Director Parshu Dahal and the team at Society Development Center (SODEC) have been one of our main partners for many years in Nepal. SODEC is a non-profit that Deana helped to found in 2001 during her tenure as a Peace Corps Volunteer. The organization has been focused on innovative poverty alleviation programs throughout the last 15 years, including CLN’s tea, coffee, and almond programs. In 2016, we are supporting permanent office construction after the SODEC office space was destroyed in the earthquakes last year. SODEC has been successful for many years in garnering program grants from the government and international non-profits, but those funds do not cover overhead expenses like building rent. Rent and overhead are, in fact, the most difficult things for a local NGO to get funding for. Part of our plan to help ensure the sustainability of their organization and their programs in the years to come is to reduce the long-term overhead costs and be sure they have an office for their work.
As an organization, SODEC has been progressive not only in its field work but also in its staffing. The new board was formed this fall comprised of 4 men and 3 women, including SODEC’s first female board chairperson—a gender balance that is uncommon in rural Nepal. Equally uncommon, the board reflects the ethnic diversity of the area with 5 different castes represented among the 7 individuals, including someone from what was once considered an “untouchable” caste. In an era when Nepal has been brutally divided along ethnic lines, it’s a sign of peace and progress that this team is so diverse and is working side-by-side on its goals and programs. CLN is proud to continue partnering with SODEC on organic cash crops and other innovative economic programs.
The full SODEC team and board (~25 people) met this year to review construction plans and discussed how to make the office a local model of better home construction, garden care, and living situation with improved sanitation. This was a collaborative process where everyone’s voice was heard–and they fielded many different ideas. Although the area is too remote to make options like Compress Earth Brick (CEB) technology feasible, they are using improved techniques for stone masonry construction to demonstrate the new methods approved by the government. They are also working with the surrounding village to demonstrate and promote kitchens with smoke/steam outlets and good lighting–both important for women’s health because women often suffer from emphysema and poor eyesight due to kitchen conditions.
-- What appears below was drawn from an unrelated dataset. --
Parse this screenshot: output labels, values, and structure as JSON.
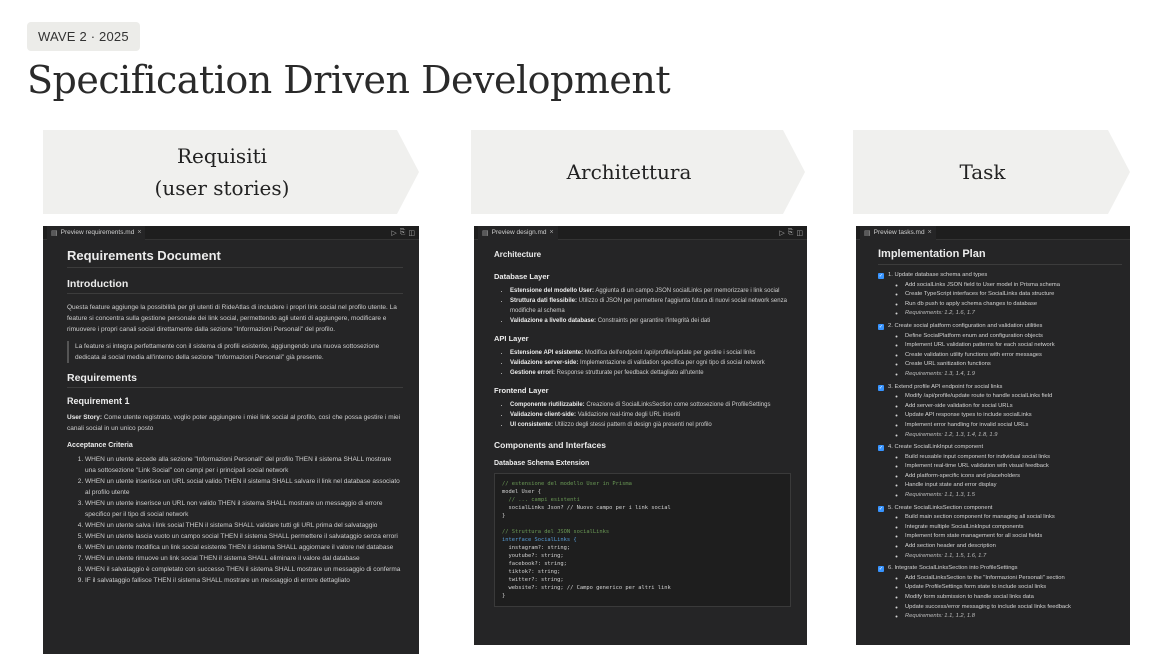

The office will have a small garden also as a model for keeping kitchen gardens close to the house, with livestock further away for improved sanitation and hygiene.
When asked recently how the team was feeling about the new building, Parshu replied, “Oh my god, everyone is so excited!” They have spent the monsoon season collecting materials and waiting for the roads (which become impassable mud in the summer) to reopen for transport of concrete. SODEC launched fully into construction in September and completed the building rapidly. After a ceremony to bless the new office last month, they are now working on the final touches of painting, planting the grounds, and making the furniture by the end of the year!